**DESCRIPTION OF THE TASK**:
The expected response is an exact repetition of every record, with images excluded.

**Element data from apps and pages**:
**********

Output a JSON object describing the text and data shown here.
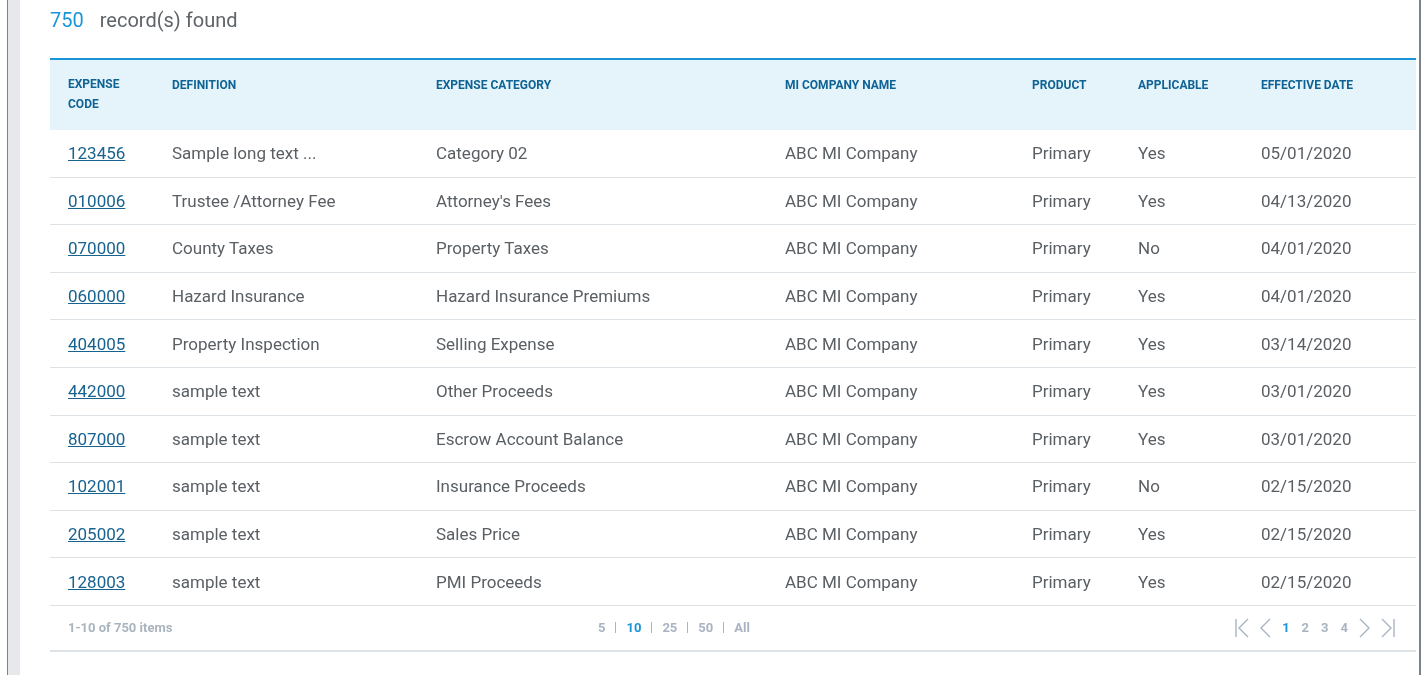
{
  "summary": {
    "count": "750",
    "label": "record(s) found"
  },
  "table": {
    "columns": [
      "EXPENSE CODE",
      "DEFINITION",
      "EXPENSE CATEGORY",
      "MI COMPANY NAME",
      "PRODUCT",
      "APPLICABLE",
      "EFFECTIVE DATE"
    ],
    "rows": [
      [
        "123456",
        "Sample long text ...",
        "Category 02",
        "ABC MI Company",
        "Primary",
        "Yes",
        "05/01/2020"
      ],
      [
        "010006",
        "Trustee /Attorney Fee",
        "Attorney's Fees",
        "ABC MI Company",
        "Primary",
        "Yes",
        "04/13/2020"
      ],
      [
        "070000",
        "County Taxes",
        "Property Taxes",
        "ABC MI Company",
        "Primary",
        "No",
        "04/01/2020"
      ],
      [
        "060000",
        "Hazard Insurance",
        "Hazard Insurance Premiums",
        "ABC MI Company",
        "Primary",
        "Yes",
        "04/01/2020"
      ],
      [
        "404005",
        "Property Inspection",
        "Selling Expense",
        "ABC MI Company",
        "Primary",
        "Yes",
        "03/14/2020"
      ],
      [
        "442000",
        "sample text",
        "Other Proceeds",
        "ABC MI Company",
        "Primary",
        "Yes",
        "03/01/2020"
      ],
      [
        "807000",
        "sample text",
        "Escrow Account Balance",
        "ABC MI Company",
        "Primary",
        "Yes",
        "03/01/2020"
      ],
      [
        "102001",
        "sample text",
        "Insurance Proceeds",
        "ABC MI Company",
        "Primary",
        "No",
        "02/15/2020"
      ],
      [
        "205002",
        "sample text",
        "Sales Price",
        "ABC MI Company",
        "Primary",
        "Yes",
        "02/15/2020"
      ],
      [
        "128003",
        "sample text",
        "PMI Proceeds",
        "ABC MI Company",
        "Primary",
        "Yes",
        "02/15/2020"
      ]
    ]
  },
  "pager": {
    "info": "1-10 of 750 items",
    "page_sizes": [
      {
        "label": "5",
        "selected": false
      },
      {
        "label": "10",
        "selected": true
      },
      {
        "label": "25",
        "selected": false
      },
      {
        "label": "50",
        "selected": false
      },
      {
        "label": "All",
        "selected": false
      }
    ],
    "pages": [
      {
        "label": "1",
        "selected": true
      },
      {
        "label": "2",
        "selected": false
      },
      {
        "label": "3",
        "selected": false
      },
      {
        "label": "4",
        "selected": false
      }
    ]
  }
}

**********

**ANSWER TO THE PROBLEM**:
Output a JSON object describing the text and data shown here.
{
  "summary": {
    "count": "750",
    "label": "record(s) found"
  },
  "table": {
    "columns": [
      "EXPENSE CODE",
      "DEFINITION",
      "EXPENSE CATEGORY",
      "MI COMPANY NAME",
      "PRODUCT",
      "APPLICABLE",
      "EFFECTIVE DATE"
    ],
    "rows": [
      [
        "123456",
        "Sample long text ...",
        "Category 02",
        "ABC MI Company",
        "Primary",
        "Yes",
        "05/01/2020"
      ],
      [
        "010006",
        "Trustee /Attorney Fee",
        "Attorney's Fees",
        "ABC MI Company",
        "Primary",
        "Yes",
        "04/13/2020"
      ],
      [
        "070000",
        "County Taxes",
        "Property Taxes",
        "ABC MI Company",
        "Primary",
        "No",
        "04/01/2020"
      ],
      [
        "060000",
        "Hazard Insurance",
        "Hazard Insurance Premiums",
        "ABC MI Company",
        "Primary",
        "Yes",
        "04/01/2020"
      ],
      [
        "404005",
        "Property Inspection",
        "Selling Expense",
        "ABC MI Company",
        "Primary",
        "Yes",
        "03/14/2020"
      ],
      [
        "442000",
        "sample text",
        "Other Proceeds",
        "ABC MI Company",
        "Primary",
        "Yes",
        "03/01/2020"
      ],
      [
        "807000",
        "sample text",
        "Escrow Account Balance",
        "ABC MI Company",
        "Primary",
        "Yes",
        "03/01/2020"
      ],
      [
        "102001",
        "sample text",
        "Insurance Proceeds",
        "ABC MI Company",
        "Primary",
        "No",
        "02/15/2020"
      ],
      [
        "205002",
        "sample text",
        "Sales Price",
        "ABC MI Company",
        "Primary",
        "Yes",
        "02/15/2020"
      ],
      [
        "128003",
        "sample text",
        "PMI Proceeds",
        "ABC MI Company",
        "Primary",
        "Yes",
        "02/15/2020"
      ]
    ]
  },
  "pager": {
    "info": "1-10 of 750 items",
    "page_sizes": [
      {
        "label": "5",
        "selected": false
      },
      {
        "label": "10",
        "selected": true
      },
      {
        "label": "25",
        "selected": false
      },
      {
        "label": "50",
        "selected": false
      },
      {
        "label": "All",
        "selected": false
      }
    ],
    "pages": [
      {
        "label": "1",
        "selected": true
      },
      {
        "label": "2",
        "selected": false
      },
      {
        "label": "3",
        "selected": false
      },
      {
        "label": "4",
        "selected": false
      }
    ]
  }
}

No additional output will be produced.